But what I play on a daily basis is a trivia game called Category Quiz. The categories that I typically pick are tech, science, animals, food, geography. I'm not good at art and literature. I'm not good at history. Politics I'm OK with. Economics, I'm good at, thankfully. But art, literature and history -- those are for the birds. I get so sleepy on those things.
Your house has a lot of tech in it. Tell us about it.
My home is officially a smart home, and it's the best thing that has ever happened. I think it's the coolest, most functional system I've ever used. I've had different iterations of technology. They work for like a day while the person's there with you and then soon after that, everything just starts to fall apart. But I have this really great system with all these different TVs. I'm big on TVs.
I also have a really great security system that is connected to my phone [and] also controls my lighting. So I can be lying on the couch and if I don't want to get up to get the lights over there, I just turn on my phone and I can just lower the lights. That's awesome.
The biggest thing, I think, about a smart home is that you are more safe. I can set my alarm from my house anywhere, and if somebody needs to get in because something happened or a pipe breaks, I can unlock the house from my phone and undo the alarm. And then as soon as they're done, I set it back on. So I feel really secure and safe.
You were an early investor in Uber. Why do you like ride sharing?
This is how I explained Uber to people when it first came out and they didn't know what Uber was: It's like always having a friend to come pick you up from anywhere, but you pay them.

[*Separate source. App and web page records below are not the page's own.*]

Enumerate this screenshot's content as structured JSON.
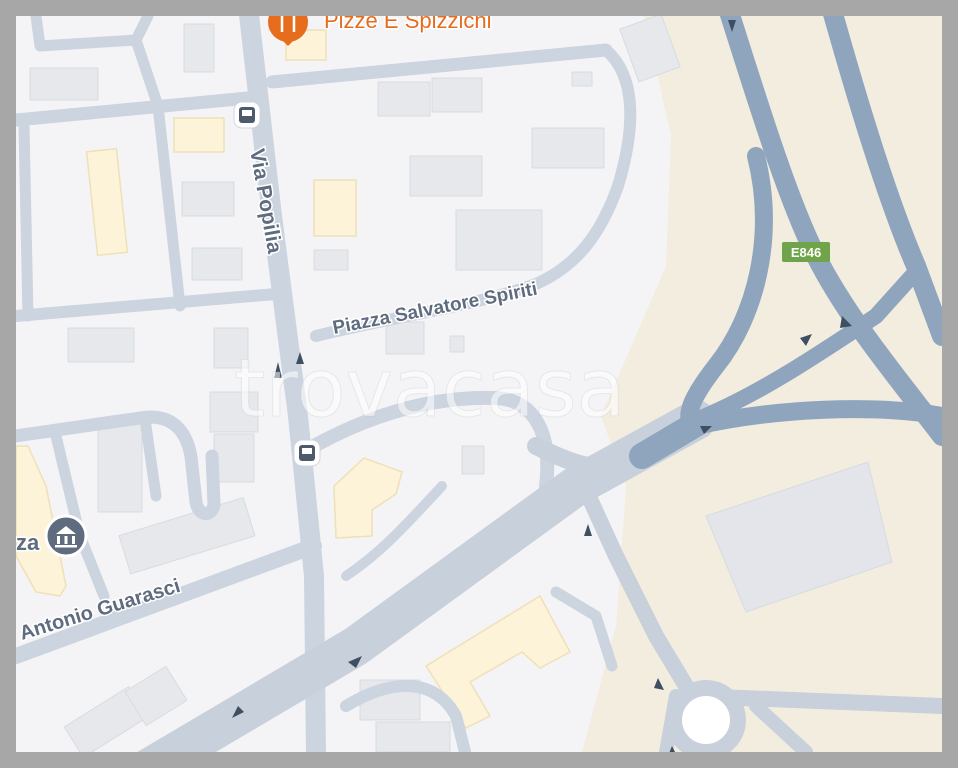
{
  "map": {
    "labels": {
      "top_poi": "Pizze E Spizzichi",
      "via_popilia": "Via Popilia",
      "piazza": "Piazza Salvatore Spiriti",
      "guarasci": "Antonio Guarasci",
      "left_fragment": "za"
    },
    "highway_shield": "E846",
    "watermark": "trovacasa",
    "colors": {
      "background": "#f4f4f6",
      "industrial_area": "#f3ede0",
      "highway": "#8ea5bd",
      "road": "#ccd4df",
      "building": "#e6e8ec",
      "building_highlight": "#fcf3d9",
      "label": "#5f6b7e",
      "poi_orange": "#e66d1e",
      "shield_green": "#6fa44a",
      "bus_icon": "#4d5a6c"
    }
  }
}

Earlier, I asked you what tech you'd most like to see, and you said hoverboards like those from "Back to the Future." That took me a little by surprise.

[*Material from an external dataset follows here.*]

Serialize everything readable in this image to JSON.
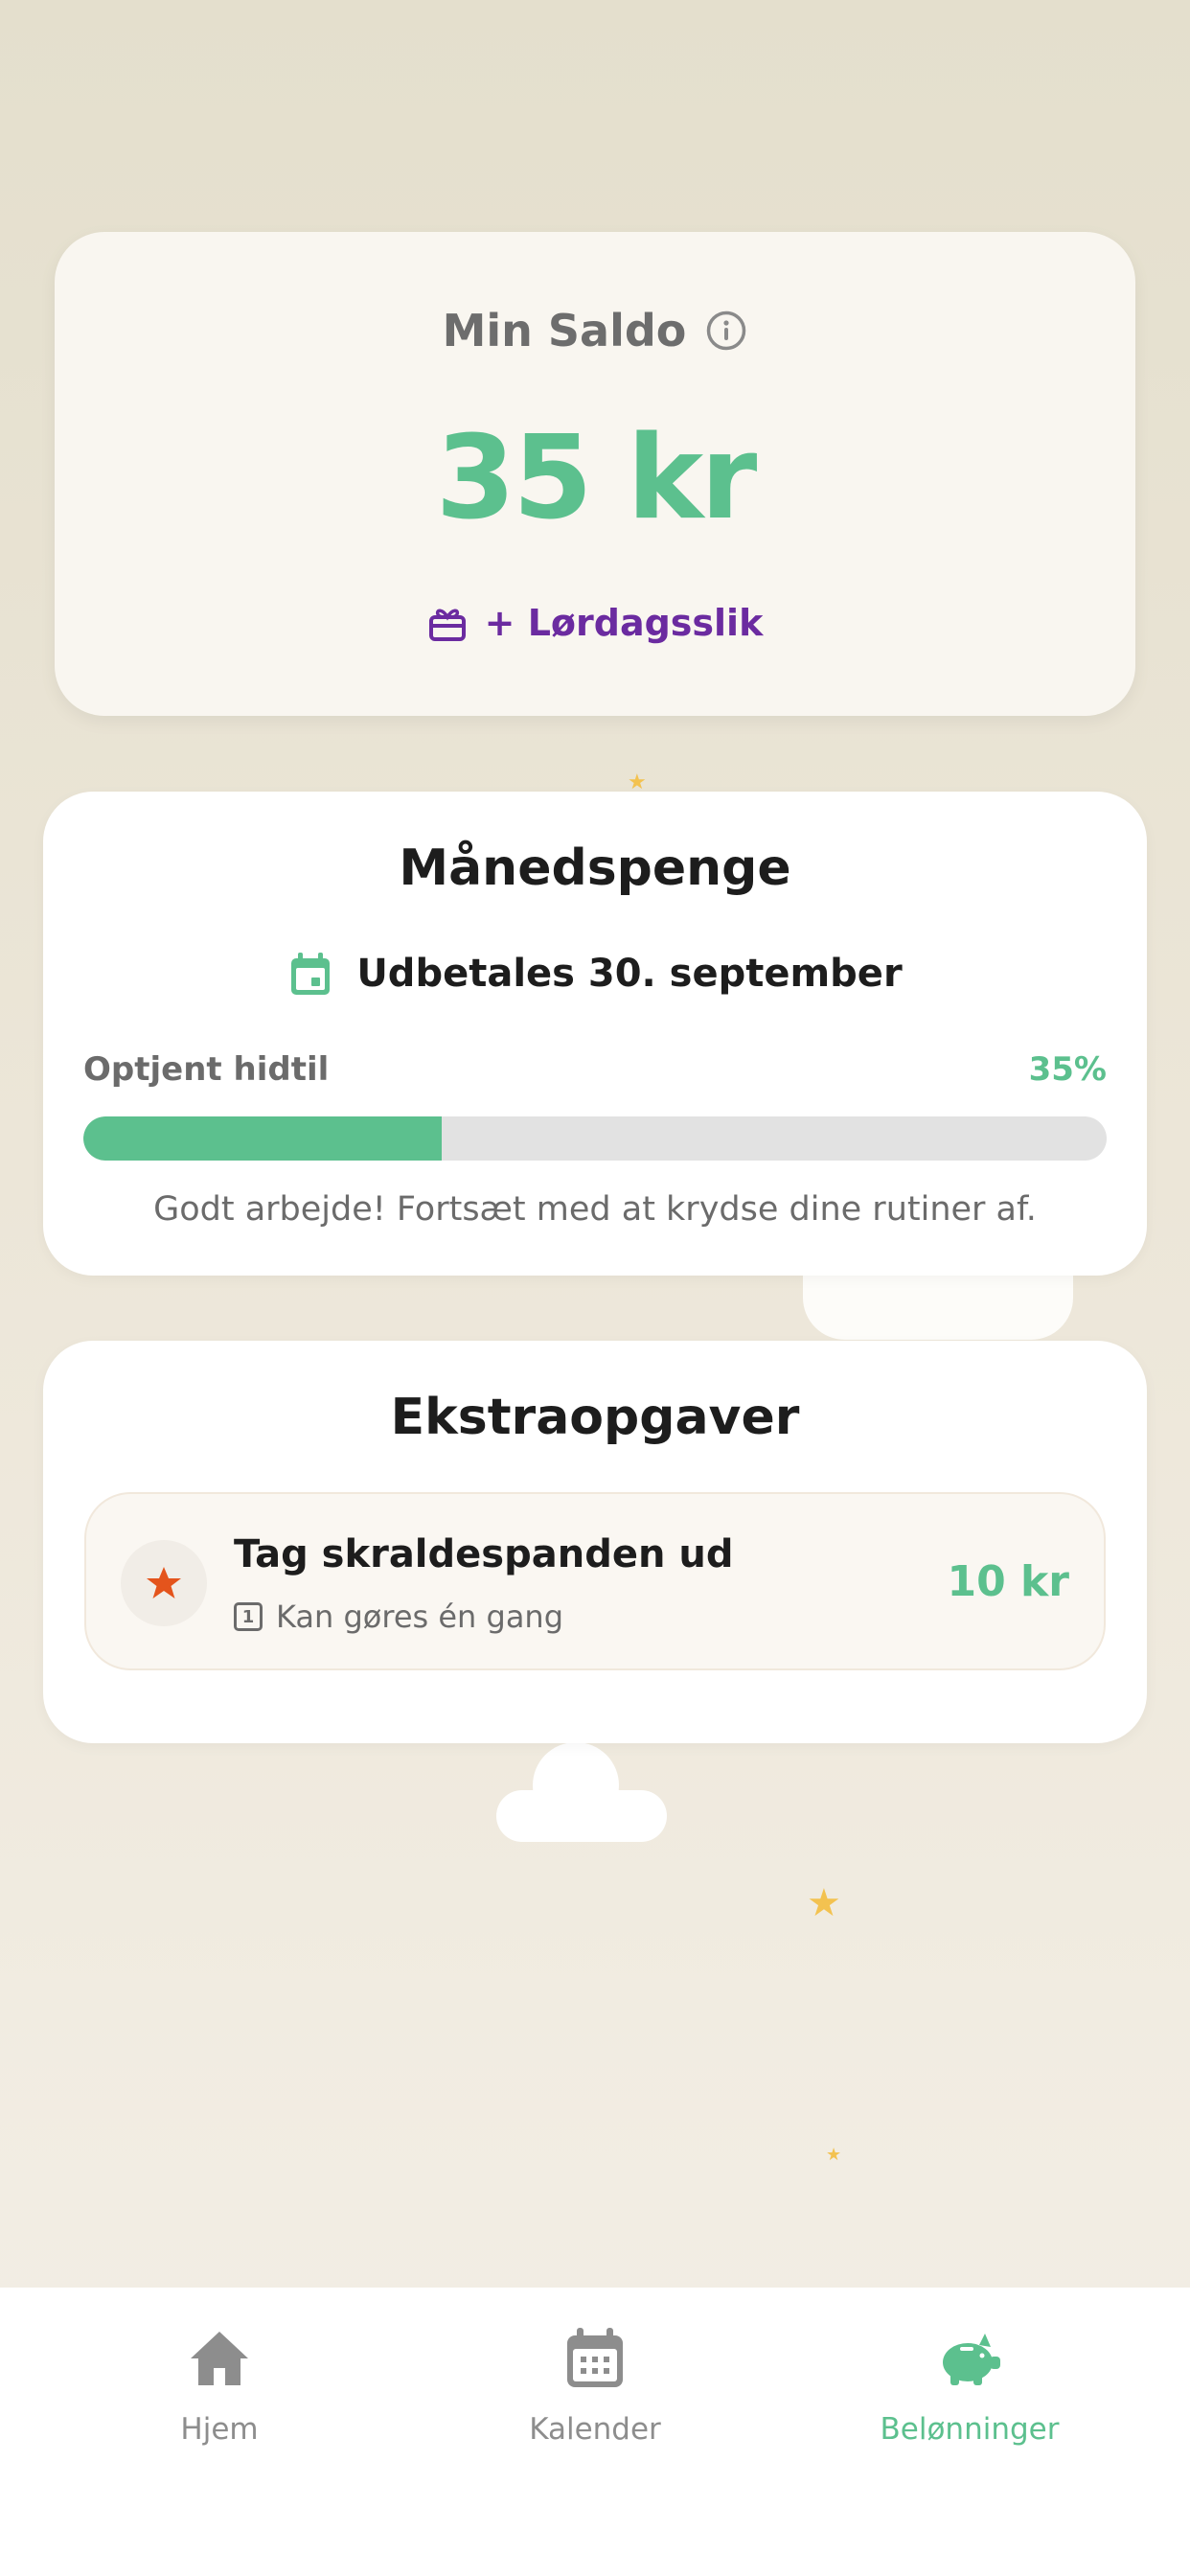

Really? It took you by surprise. It should be the only thing that you think about. It's the only thing I think about on a daily basis. I feel like I've been robbed. I feel like the future has let us all down. It should be the only thing you think about, Connie. Every day you should think about this. This is what we should push our politicians to be working on. I mean there's all these extra funds that are going into God knows what, but hoverboards have been promised to us from way back.
I'm driving in LA and I see all this traffic and I'm like, all this air space above us, I could be hovering around this. And I just feel like we have let ourselves down. It would be great to see a hoverboard -- a Tesla hoverboard. I mean we can go to the moon, but I can't hover over the traffic.

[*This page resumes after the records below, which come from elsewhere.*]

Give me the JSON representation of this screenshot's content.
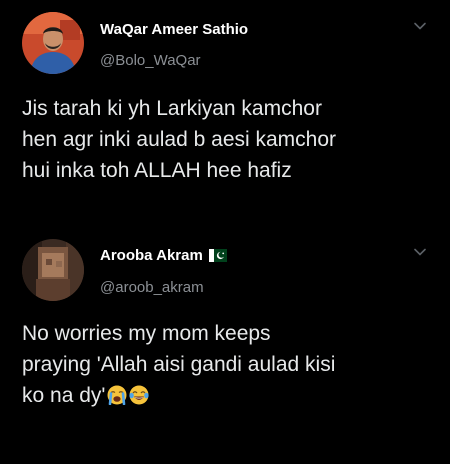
{
  "tweets": [
    {
      "display_name": "WaQar Ameer Sathio",
      "handle": "@Bolo_WaQar",
      "text": "Jis tarah ki yh Larkiyan kamchor\nhen agr inki aulad b aesi kamchor\nhui inka toh ALLAH hee hafiz",
      "menu_icon": "chevron-down-icon",
      "avatar_icon": "avatar"
    },
    {
      "display_name": "Arooba Akram",
      "flag_icon": "pakistan-flag-icon",
      "handle": "@aroob_akram",
      "text": "No worries my mom keeps\npraying 'Allah aisi gandi aulad kisi\nko na dy'",
      "emojis": [
        "loudly-crying-face-icon",
        "face-with-tears-of-joy-icon"
      ],
      "menu_icon": "chevron-down-icon",
      "avatar_icon": "avatar"
    }
  ],
  "colors": {
    "background": "#000000",
    "name": "#ffffff",
    "handle": "#8b8f94",
    "text": "#e7e9ea"
  }
}
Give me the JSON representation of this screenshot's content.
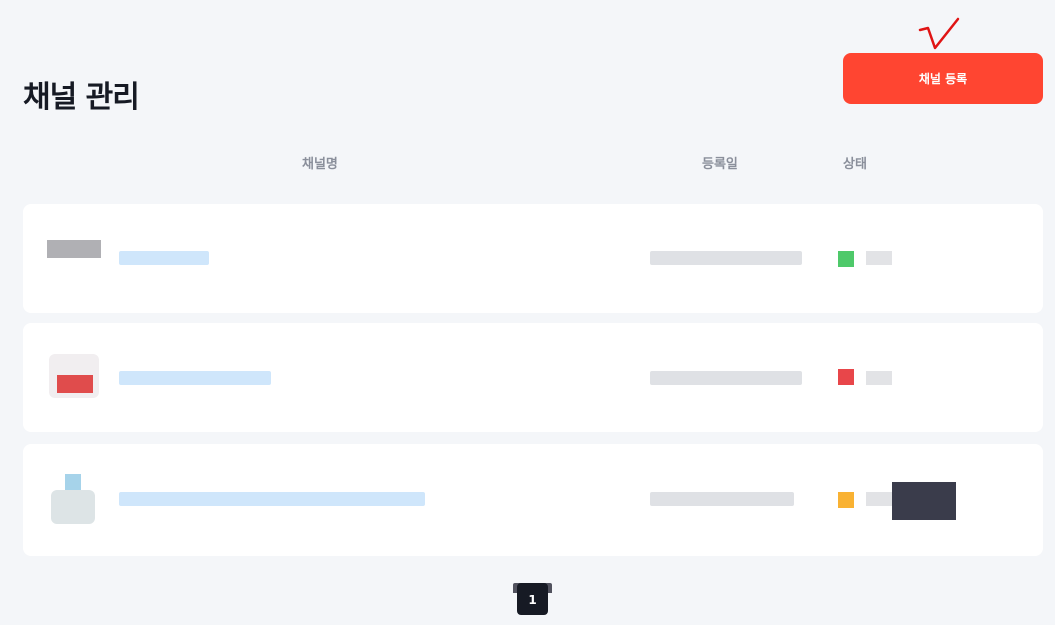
{
  "page": {
    "title": "채널 관리"
  },
  "toolbar": {
    "register_label": "채널 등록"
  },
  "table": {
    "headers": {
      "name": "채널명",
      "date": "등록일",
      "status": "상태"
    }
  },
  "rows": [
    {
      "status_color": "#4ec96a"
    },
    {
      "status_color": "#e8464a"
    },
    {
      "status_color": "#f9b233"
    }
  ],
  "pagination": {
    "current": "1"
  },
  "colors": {
    "accent": "#ff4531",
    "background": "#f4f6f9",
    "text_dark": "#161a24"
  }
}
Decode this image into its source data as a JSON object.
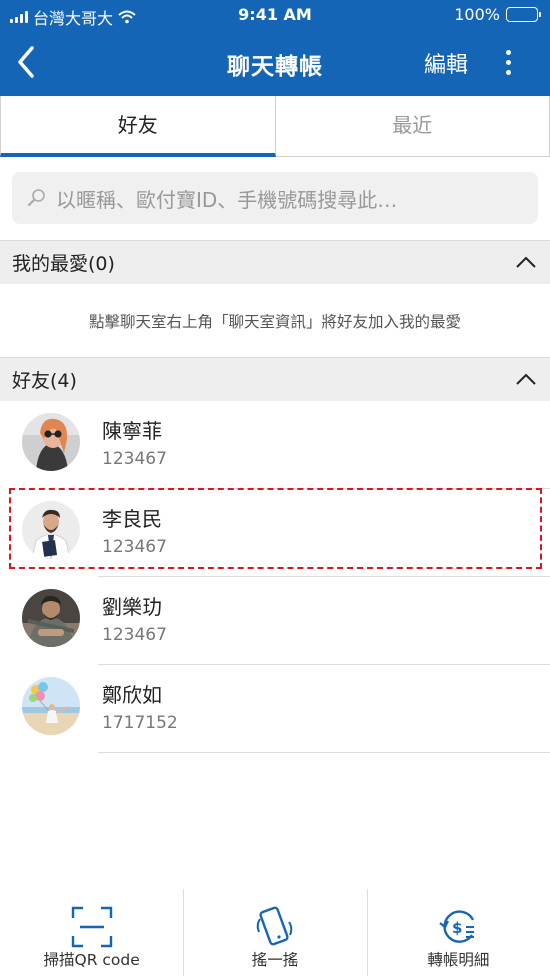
{
  "status_bar": {
    "carrier": "台灣大哥大",
    "time": "9:41 AM",
    "battery": "100%",
    "battery_level": 1.0
  },
  "nav": {
    "title": "聊天轉帳",
    "edit_label": "編輯",
    "back_icon": "chevron-left-icon",
    "more_icon": "more-vertical-icon"
  },
  "tabs": [
    {
      "label": "好友",
      "active": true
    },
    {
      "label": "最近",
      "active": false
    }
  ],
  "search": {
    "placeholder": "以暱稱、歐付寶ID、手機號碼搜尋此…",
    "icon": "search-icon"
  },
  "favorites": {
    "title": "我的最愛(0)",
    "hint": "點擊聊天室右上角「聊天室資訊」將好友加入我的最愛"
  },
  "friends": {
    "title": "好友(4)",
    "items": [
      {
        "name": "陳寧菲",
        "id": "123467"
      },
      {
        "name": "李良民",
        "id": "123467",
        "highlighted": true
      },
      {
        "name": "劉樂玏",
        "id": "123467"
      },
      {
        "name": "鄭欣如",
        "id": "1717152"
      }
    ]
  },
  "bottom_bar": [
    {
      "label": "掃描QR code",
      "icon": "qr-scan-icon"
    },
    {
      "label": "搖一搖",
      "icon": "shake-phone-icon"
    },
    {
      "label": "轉帳明細",
      "icon": "transfer-history-icon"
    }
  ],
  "colors": {
    "brand_blue": "#1565b7",
    "highlight_red": "#e0141b",
    "section_gray": "#eeeeee"
  }
}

You play Psylocke in X-Men. Why did the role appeal to you?
I've loved Psylocke for so long. She's a really, really strong badass female character in this comic book world where a lot of times the women don't get to be strong and badass. You see a lot of superheroes [who] don't always want to kill, and they'll avoid it if they can. She's never had a problem killing, and I like that she was the bad guy that had no problem being the bad guy. She's telekinetic and telepathic so she can read your mind. She can create anything with her mind. To win any fights, she can just create a mountain and have it fall down on you, but she chooses to create a sword so she can kill up close and personal. I always thought that was really cool and badass.
You've just sold an idea for a TV show about female sports journalists in the '70s. Why that subject?
We see all the issues women are still dealing with, and how uneven things are for us compared to men. When you go back and look just in the 1970s, [you see] a lot of the same things today. I mean it could just simply be today. It's not just female sports reporters. You see all of the struggles we go through with human rights, and what everyone is personally allowed to do or dream.
What's so fascinating is the past could very well be the present. Hopefully it's not the future. Well, in the future we'll be on hoverboards. If you know of somebody who knows anybody making a hoverboard, I would like to invest.